05-01-2018 08:03 PM
I was trying on GLIMMIX SAS procedure. I have five independent variables in my data,i.e source, cpg, ICC, BMI and IDD.
Among those variable source and cpq are repeated measured variables in which variable source have two categories(source1 and
source2). Each level of source contains three categories of cpq(cpq1,cpq2 and cpq3). This means cpq variable is nested into source and source nested to each individuals. My response variable is binary(Resp). How can i account correlation for the two variable source and cpq. Here note that: these two repeated variables are also my interest that i need to see their effect on the response variable.
I tried the sas code below. Could you comment by correcting it so that the model can account the correlation and correctly
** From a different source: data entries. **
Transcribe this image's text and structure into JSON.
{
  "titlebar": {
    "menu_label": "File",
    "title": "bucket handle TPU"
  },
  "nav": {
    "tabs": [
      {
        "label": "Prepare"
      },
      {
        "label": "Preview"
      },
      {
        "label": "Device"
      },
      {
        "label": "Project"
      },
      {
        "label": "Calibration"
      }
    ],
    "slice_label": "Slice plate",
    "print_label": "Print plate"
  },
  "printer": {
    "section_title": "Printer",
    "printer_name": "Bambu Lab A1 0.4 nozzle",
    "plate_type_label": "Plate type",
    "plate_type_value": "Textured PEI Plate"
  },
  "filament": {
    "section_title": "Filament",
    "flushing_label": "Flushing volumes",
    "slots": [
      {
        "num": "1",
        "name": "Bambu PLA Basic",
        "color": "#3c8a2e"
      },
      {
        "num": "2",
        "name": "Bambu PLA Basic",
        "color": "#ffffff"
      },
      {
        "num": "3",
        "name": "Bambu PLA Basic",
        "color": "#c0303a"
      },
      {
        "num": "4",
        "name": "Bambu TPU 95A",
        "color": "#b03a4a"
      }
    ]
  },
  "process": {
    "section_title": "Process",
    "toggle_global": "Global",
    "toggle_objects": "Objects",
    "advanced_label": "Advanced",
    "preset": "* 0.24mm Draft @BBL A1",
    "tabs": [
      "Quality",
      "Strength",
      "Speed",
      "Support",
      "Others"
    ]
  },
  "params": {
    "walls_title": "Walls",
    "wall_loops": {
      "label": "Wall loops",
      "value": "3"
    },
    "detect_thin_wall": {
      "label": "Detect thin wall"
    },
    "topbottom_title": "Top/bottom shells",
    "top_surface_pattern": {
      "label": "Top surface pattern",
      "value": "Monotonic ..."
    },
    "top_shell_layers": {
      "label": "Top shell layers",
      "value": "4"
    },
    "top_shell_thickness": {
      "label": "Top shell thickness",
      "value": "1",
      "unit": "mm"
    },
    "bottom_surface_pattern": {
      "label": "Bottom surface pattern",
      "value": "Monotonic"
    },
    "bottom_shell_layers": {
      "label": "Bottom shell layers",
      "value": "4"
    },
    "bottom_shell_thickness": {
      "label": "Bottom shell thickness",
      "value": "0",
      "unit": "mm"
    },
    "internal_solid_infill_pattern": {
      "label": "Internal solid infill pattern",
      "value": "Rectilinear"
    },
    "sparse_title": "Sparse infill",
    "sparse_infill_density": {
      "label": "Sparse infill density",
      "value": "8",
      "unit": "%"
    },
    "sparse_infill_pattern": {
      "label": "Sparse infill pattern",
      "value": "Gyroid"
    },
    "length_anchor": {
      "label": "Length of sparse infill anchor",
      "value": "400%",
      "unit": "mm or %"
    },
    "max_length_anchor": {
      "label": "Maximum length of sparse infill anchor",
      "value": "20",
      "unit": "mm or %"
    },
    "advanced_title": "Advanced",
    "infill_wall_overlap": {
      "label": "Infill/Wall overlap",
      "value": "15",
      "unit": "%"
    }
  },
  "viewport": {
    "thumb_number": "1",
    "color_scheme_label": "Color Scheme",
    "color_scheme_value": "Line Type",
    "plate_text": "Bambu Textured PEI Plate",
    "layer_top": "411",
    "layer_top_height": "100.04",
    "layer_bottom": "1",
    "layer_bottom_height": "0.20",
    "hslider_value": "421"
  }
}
estimate effects of variable on the response.
proc glimmix data=Thesis.data;
class source cpg IDD ;
model Resp= source cpg ICC BMI IDD / dist=bin solution;
random intercept /subject=source type=cs;
random intercept /subject=cpg type=cs;
05-02-2018 09:56 PM
When you are working with mixed models, it is important to clearly distinguish between experimental treatments (fixed effects factors) and experimental units (random effects factors).
In GLIMMIX, factors in the MODEL statement are fixed effects factors: they determine the mean of the response. Subjects in the RANDOM statements identify random effects factors that determine the variance of the response; we may use fixed effects factor names to identify levels of a random effects, which will be confusing until you fully understand how the GLIMMIX syntax works.
In your code, you are using SOURCE and CPG as both fixed and random effects factors, which is incorrect and suggests that your understanding of how to implement a mixed model is GLIMMIX is not yet sufficient. You'll find these references useful to study:
Generalized Linear Mixed Models: Modern Concepts, Methods and Applications (especially Ch 2, 7, and 8)
05-03-2018 05:30 PM
05-03-2018 05:43 PM
I am not yet able to provide any advice about your model specification because your description does not clearly identify your experimental design. The resources that I suggested in my previous message will help you determine (1) your fixed effects factors, (2) your random effects factors, and (3) how levels of your fixed effects factors are (ideally) randomly assigned to levels of the appropriate random effects factors. Once these design elements are clear, we may be able to suggest appropriate model specifications.
05-03-2018 06:12 PM
05-03-2018 06:49 PM
Given that your dataset name is "Thesis.data", you will have written, or soon will be writing, a Methods section that describes your experiment. If you are willing to share, that would be useful and would contain the information we need.
This is what I am guessing about your experimental design:
Apparently you have subjects. Subjects is a random effects factor. Each subject has a single value of ICC, BMI, and IDD, which are fixed effects factors.
Each subject is "subdivided" into two sub-units; sub-units are nested within subject. Sub-units is a random effects factor. One sub-unit is assigned to one level of SOURCE. SOURCE is a fixed effects factor.
Each sub-unit is "subdivided" into three sub-sub-units; sub-sub-units are nested with sub-unit. Sub-sub-units is a random effects factor. One sub-sub-unit is assigned to one level of CPG. CPG is a fixed effects factor.
CPG is nested within SOURCE only if the three levels of CPG for SOURCE=1 are different than the three levels of CPG for SOURCE=2. If you have only 3 levels of CPG and these 3 levels are used with both SOURCE =1 and =2, then CPG is crossed with SOURCE. If these concepts of "nested" and "crossed" are unfamiliar to you, then you need to study the resources I suggested. Another good resource is Analysis of Messy Data Volume 1: Designed Experiments, Second Edition. Once you've done that, feel free to post code if you would still like feedback.